When there is any kind of rule, you’re not treating each other like individuals, so you never really get to know one another. It seems to me rather scandalous to get completely physically naked with someone you haven’t been emotionally or mentally naked with. Or spiritually naked, for that matter. They’re all equally important, and they unfold over time.
How do you recommend interested people get to know each other?
However you get to know a friend. Spending time together over a meal or a shared activity. And talking—superficially at first. Later, you can bare those skeletons in your closet. People say, “I was abused as a child!” or “My mother abandoned me!” on the first date and it’s like, “Ooh, awkward.” It’s got to happen slowly over time.
Some couples are very intense, so for them, “slowly” is having eight-hour conversations over a period of two weeks. Another couple might just see each other once a week. I’m not a huge fan of putting people in boxes, but there should be some sort of structure around testing the relationship to see if it’s love or infatuation. Many relationships start with infatuation and turn to love. That’s normal. The problem is when people mistake infatuation for love.
How do you know the difference?
Infatuation happens very fast. It’s sex-centered. You want to spend every moment with this person. You stop spending time with family and friends, or time alone. Without time alone, you don’t reflect on red flags. Infatuation is an emotional roller coaster. Life has ups and downs, but you shouldn’t be checking your phone for texts every five minutes. That’s drama.
Do you believe in soul mates or “the one?”
I think of relationships as an opportunity for evolution. They’re a way for me to get to know myself. I don’t personally think I have to find “the one.” If I do, that would be awesome, but if I don’t, I’m learning a lot about myself. My goal is knowing myself, so I can be more compassionate toward others and fulfill my potential, which I always think of as “to love and be loved.”
Do people idealize you because you’re an advice columnist?
It’s terrible!

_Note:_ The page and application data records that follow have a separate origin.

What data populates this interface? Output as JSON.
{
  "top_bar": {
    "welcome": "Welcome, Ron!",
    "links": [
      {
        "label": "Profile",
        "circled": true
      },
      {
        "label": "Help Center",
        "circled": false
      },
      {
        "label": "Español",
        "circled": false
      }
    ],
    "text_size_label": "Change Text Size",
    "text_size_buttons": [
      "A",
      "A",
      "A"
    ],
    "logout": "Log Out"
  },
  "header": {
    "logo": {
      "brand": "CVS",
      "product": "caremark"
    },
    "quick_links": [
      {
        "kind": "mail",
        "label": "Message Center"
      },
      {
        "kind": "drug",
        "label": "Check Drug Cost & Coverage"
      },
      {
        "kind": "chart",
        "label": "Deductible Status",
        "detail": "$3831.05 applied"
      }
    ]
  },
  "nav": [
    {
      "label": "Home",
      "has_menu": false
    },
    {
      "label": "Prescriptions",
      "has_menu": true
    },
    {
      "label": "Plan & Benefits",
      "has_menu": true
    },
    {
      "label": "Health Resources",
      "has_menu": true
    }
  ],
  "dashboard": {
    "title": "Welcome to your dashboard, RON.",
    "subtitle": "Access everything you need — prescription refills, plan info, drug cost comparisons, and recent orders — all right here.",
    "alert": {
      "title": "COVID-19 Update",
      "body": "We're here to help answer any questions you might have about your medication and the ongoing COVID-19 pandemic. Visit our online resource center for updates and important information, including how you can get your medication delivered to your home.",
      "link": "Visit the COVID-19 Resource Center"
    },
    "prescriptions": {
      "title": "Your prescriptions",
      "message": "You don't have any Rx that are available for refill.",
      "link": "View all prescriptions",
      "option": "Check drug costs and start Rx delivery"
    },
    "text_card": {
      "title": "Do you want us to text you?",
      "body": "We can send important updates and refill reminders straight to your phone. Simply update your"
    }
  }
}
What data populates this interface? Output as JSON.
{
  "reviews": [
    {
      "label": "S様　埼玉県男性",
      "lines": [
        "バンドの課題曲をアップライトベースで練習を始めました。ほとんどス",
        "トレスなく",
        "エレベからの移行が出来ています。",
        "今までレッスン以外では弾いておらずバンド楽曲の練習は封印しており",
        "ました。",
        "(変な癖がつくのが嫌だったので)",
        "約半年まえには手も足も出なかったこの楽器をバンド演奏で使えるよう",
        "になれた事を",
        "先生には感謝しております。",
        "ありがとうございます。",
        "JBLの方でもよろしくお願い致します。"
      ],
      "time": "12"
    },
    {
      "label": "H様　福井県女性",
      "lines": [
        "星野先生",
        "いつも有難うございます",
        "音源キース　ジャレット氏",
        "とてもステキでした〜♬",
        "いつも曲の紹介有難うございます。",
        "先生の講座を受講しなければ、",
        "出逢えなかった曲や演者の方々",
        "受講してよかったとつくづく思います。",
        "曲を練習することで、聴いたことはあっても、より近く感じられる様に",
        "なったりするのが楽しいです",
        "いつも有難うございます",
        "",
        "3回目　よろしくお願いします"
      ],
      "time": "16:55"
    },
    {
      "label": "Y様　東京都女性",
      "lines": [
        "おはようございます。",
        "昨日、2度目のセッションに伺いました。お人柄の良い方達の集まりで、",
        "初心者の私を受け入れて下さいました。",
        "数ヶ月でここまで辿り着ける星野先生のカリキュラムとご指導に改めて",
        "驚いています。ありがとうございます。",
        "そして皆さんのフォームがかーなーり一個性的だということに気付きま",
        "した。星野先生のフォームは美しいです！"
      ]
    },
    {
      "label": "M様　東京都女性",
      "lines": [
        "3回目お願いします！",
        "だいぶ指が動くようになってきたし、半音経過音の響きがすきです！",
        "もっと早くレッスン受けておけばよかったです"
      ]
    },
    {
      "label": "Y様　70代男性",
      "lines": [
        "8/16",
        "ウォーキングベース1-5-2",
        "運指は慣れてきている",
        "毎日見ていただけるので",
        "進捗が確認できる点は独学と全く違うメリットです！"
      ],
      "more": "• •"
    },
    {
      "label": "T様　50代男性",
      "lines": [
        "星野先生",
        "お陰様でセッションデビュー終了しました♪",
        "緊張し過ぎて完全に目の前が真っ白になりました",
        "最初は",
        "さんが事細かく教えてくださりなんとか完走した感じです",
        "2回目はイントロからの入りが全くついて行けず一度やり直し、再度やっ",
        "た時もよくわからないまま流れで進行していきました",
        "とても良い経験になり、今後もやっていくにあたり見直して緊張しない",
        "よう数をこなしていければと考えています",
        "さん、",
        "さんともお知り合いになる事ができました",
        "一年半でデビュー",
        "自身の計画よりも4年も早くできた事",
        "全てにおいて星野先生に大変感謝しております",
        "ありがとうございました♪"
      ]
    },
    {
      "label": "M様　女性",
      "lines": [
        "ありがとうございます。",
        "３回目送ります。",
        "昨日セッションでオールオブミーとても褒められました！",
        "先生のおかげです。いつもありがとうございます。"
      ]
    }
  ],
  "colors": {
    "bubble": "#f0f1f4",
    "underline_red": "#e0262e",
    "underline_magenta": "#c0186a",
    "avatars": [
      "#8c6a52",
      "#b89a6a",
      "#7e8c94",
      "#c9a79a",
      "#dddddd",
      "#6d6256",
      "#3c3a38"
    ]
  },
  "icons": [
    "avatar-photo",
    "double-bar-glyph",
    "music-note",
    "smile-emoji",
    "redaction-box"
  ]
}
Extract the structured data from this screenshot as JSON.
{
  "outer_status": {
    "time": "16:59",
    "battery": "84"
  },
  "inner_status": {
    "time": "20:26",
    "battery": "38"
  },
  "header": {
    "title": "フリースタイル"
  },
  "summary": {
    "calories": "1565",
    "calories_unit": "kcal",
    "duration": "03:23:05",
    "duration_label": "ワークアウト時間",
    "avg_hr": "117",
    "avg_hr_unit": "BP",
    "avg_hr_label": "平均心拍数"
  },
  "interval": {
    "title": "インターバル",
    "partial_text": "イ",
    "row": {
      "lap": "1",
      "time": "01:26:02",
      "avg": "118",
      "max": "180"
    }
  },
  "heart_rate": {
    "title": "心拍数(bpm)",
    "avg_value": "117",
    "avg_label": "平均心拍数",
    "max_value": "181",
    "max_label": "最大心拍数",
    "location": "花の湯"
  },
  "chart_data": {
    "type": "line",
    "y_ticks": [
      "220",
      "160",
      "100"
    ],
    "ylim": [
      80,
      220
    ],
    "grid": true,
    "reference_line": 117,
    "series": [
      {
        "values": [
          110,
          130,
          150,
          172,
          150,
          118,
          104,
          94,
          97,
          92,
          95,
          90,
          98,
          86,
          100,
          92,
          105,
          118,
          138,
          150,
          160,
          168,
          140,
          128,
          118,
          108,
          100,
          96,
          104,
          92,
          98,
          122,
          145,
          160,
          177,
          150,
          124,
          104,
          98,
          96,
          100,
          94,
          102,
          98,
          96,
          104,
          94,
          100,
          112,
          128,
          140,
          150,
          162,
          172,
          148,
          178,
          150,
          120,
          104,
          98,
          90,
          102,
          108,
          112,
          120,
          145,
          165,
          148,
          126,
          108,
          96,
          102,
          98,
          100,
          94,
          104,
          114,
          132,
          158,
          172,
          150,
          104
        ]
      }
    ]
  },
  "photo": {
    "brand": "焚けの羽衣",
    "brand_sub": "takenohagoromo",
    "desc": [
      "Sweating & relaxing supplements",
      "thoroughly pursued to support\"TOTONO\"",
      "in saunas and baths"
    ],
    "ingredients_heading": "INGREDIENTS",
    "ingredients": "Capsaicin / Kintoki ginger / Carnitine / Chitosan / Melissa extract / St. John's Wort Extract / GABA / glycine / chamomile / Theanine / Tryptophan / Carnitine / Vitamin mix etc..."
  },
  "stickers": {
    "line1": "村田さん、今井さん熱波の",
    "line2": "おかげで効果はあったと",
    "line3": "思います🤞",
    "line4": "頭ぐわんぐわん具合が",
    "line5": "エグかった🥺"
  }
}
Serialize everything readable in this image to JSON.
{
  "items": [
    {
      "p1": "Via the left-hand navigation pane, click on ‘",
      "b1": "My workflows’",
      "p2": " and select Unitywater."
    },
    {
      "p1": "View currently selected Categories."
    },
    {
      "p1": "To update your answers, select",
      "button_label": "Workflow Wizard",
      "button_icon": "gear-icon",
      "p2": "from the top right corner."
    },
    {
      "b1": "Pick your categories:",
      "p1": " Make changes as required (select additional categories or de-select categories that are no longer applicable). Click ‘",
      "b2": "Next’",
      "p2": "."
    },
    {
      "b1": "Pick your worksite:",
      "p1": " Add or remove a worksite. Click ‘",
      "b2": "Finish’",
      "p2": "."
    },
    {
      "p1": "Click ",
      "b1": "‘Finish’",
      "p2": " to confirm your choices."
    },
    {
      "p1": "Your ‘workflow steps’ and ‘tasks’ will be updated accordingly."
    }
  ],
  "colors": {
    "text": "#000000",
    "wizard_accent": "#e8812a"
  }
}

The line I hear from men all the time is, “I’ve never met anyone like you.” I have flat out said, because I’m very direct, “Look, you put me on a pedestal, and what that means is, when I start acting outside of this idealized version of me that you have in your head, you’ll be knocking me off the pedestal. And that’s not good for me or you.”
An ex-boyfriend from college looked me up when he got divorced, and we dated a few times. He didn’t know about the column because he lives in the Bay Area, but he looked it up and he told me, “If I had read this column without knowing you, I’d never have asked you out.” He was intimidated.
I’m almost 6 feet tall and I speak my mind and I’m free-spirited. So that on top of the relationship advice, yeah, I can be very intimidating. … Sometimes the men who ask me out really want a counselor. Sometimes the men who ask me out really need a counselor.
They tell you about their failed marriage on the first date?
Yes. I’m easy to talk to and I’m a good listener. I’ve been doing this work my whole life. I was the goofy girl in high school who the football players would come to and say, “I want to ask this girl to homecoming and I’m so nervous. What should I do?” I was always the one people confided in, not necessarily the one they asked out. And it’s not so different now.
Do SN&R readers ask you out?
Occasionally a guy will send a photo of himself with his shirt off. I don’t even reply, because that’s odd. My favorite one was a guy who said, “I haven’t had any luck getting women to go out with me because I live in my van. But you’re very spiritual, so I know you won’t mind that I’m poor.” Luckily, I was dating someone at the time.